- _The input_

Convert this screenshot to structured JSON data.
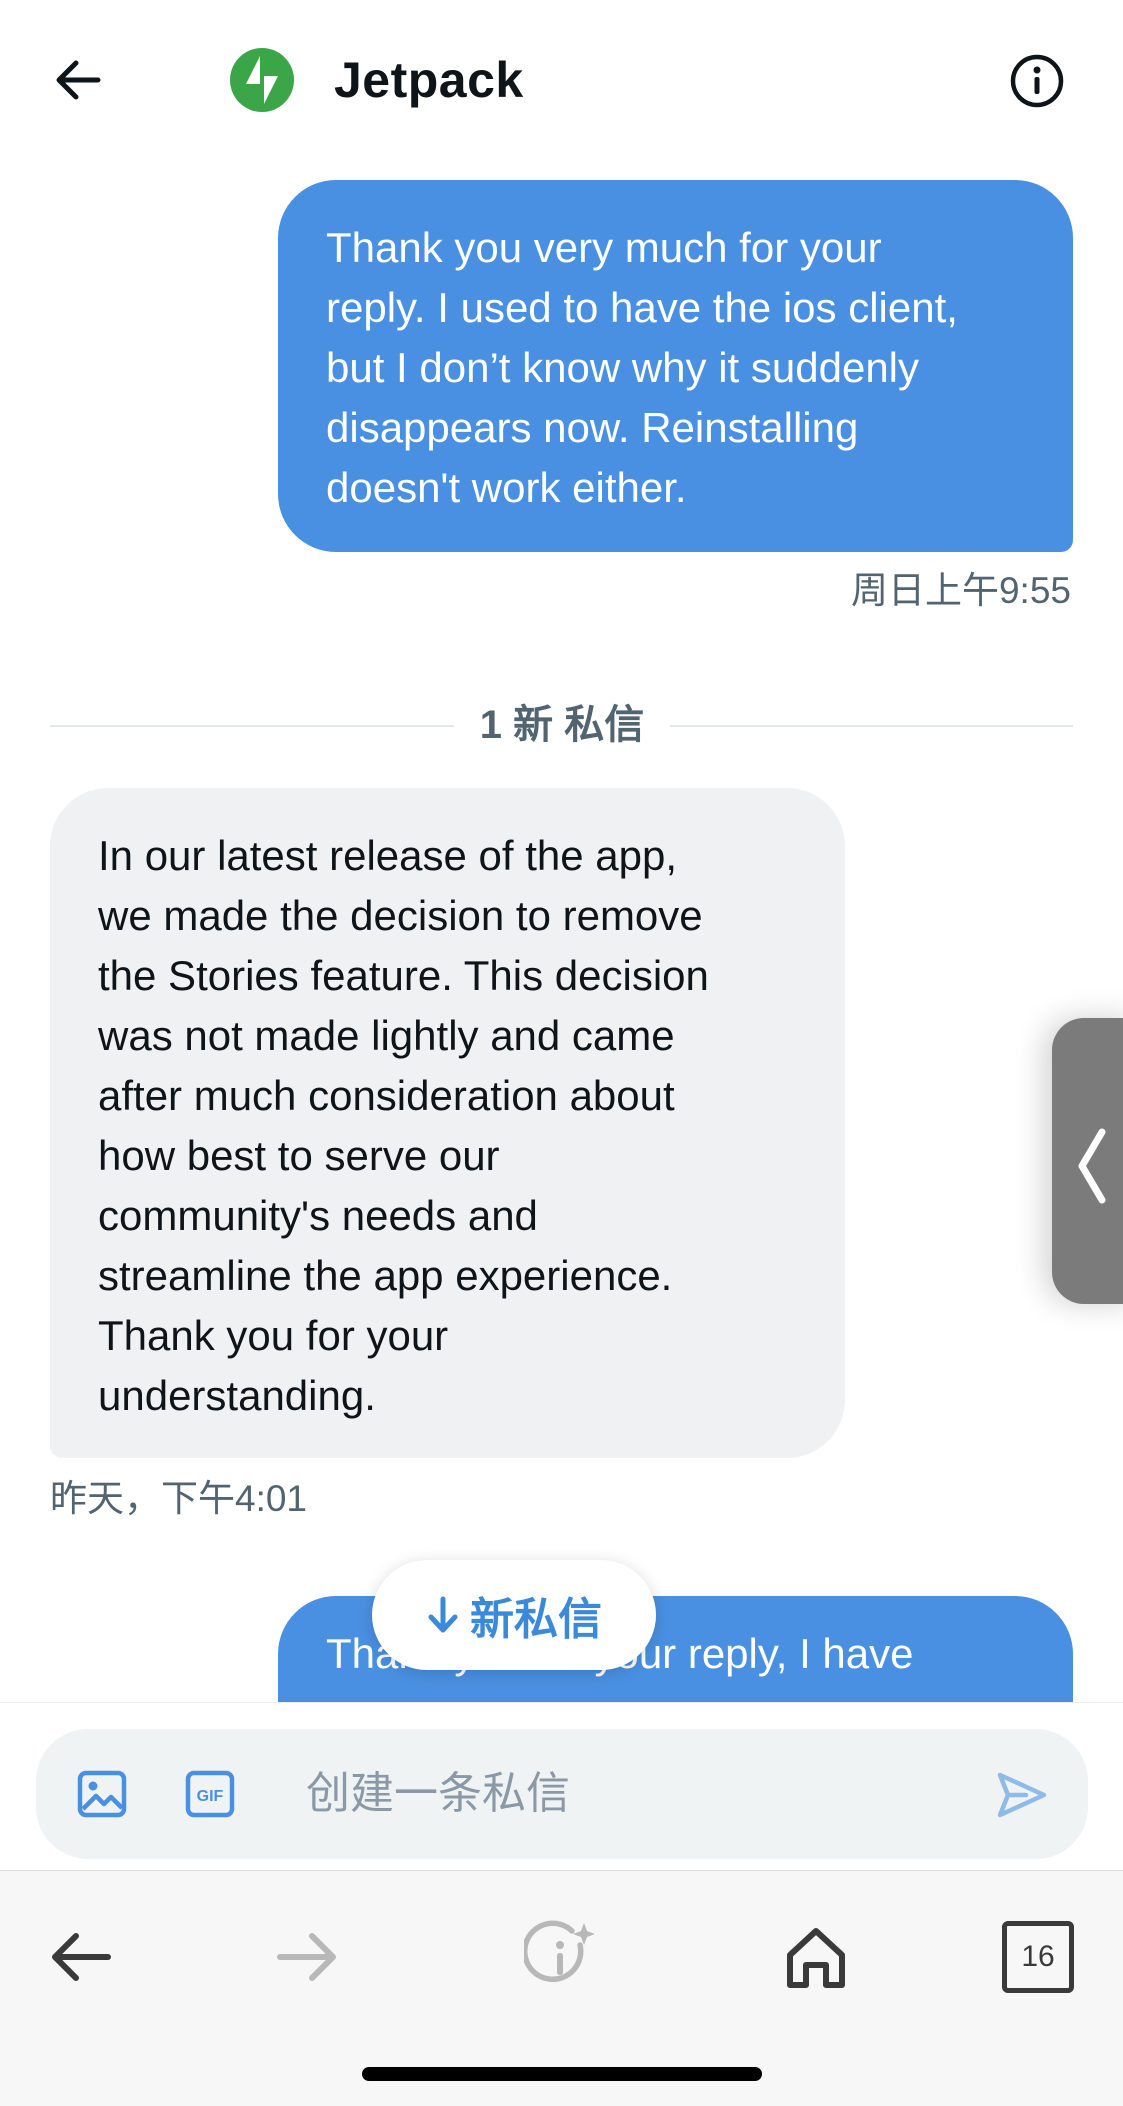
{
  "header": {
    "title": "Jetpack",
    "accent": "#3aa648"
  },
  "messages": [
    {
      "direction": "outgoing",
      "lines": [
        "Thank you very much for your",
        "reply. I used to have the ios client,",
        "but I don’t know why it suddenly",
        "disappears now. Reinstalling",
        "doesn't work either."
      ],
      "timestamp": "周日上午9:55"
    },
    {
      "direction": "incoming",
      "lines": [
        "In our latest release of the app,",
        "we made the decision to remove",
        "the Stories feature. This decision",
        "was not made lightly and came",
        "after much consideration about",
        "how best to serve our",
        "community's needs and",
        "streamline the app experience.",
        "Thank you for your",
        "understanding."
      ],
      "timestamp": "昨天，下午4:01"
    },
    {
      "direction": "outgoing",
      "lines": [
        "Thank you for your reply, I have"
      ]
    }
  ],
  "divider_label": "1 新 私信",
  "new_messages_pill": "新私信",
  "composer": {
    "placeholder": "创建一条私信"
  },
  "browser": {
    "tab_count": "16"
  },
  "colors": {
    "bubble_outgoing": "#4a90e2",
    "bubble_incoming": "#eff1f3",
    "link_blue": "#3b8ad9"
  }
}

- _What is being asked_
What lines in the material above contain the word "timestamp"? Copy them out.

- _Exercise solution_
      "timestamp": "周日上午9:55"
      "timestamp": "昨天，下午4:01"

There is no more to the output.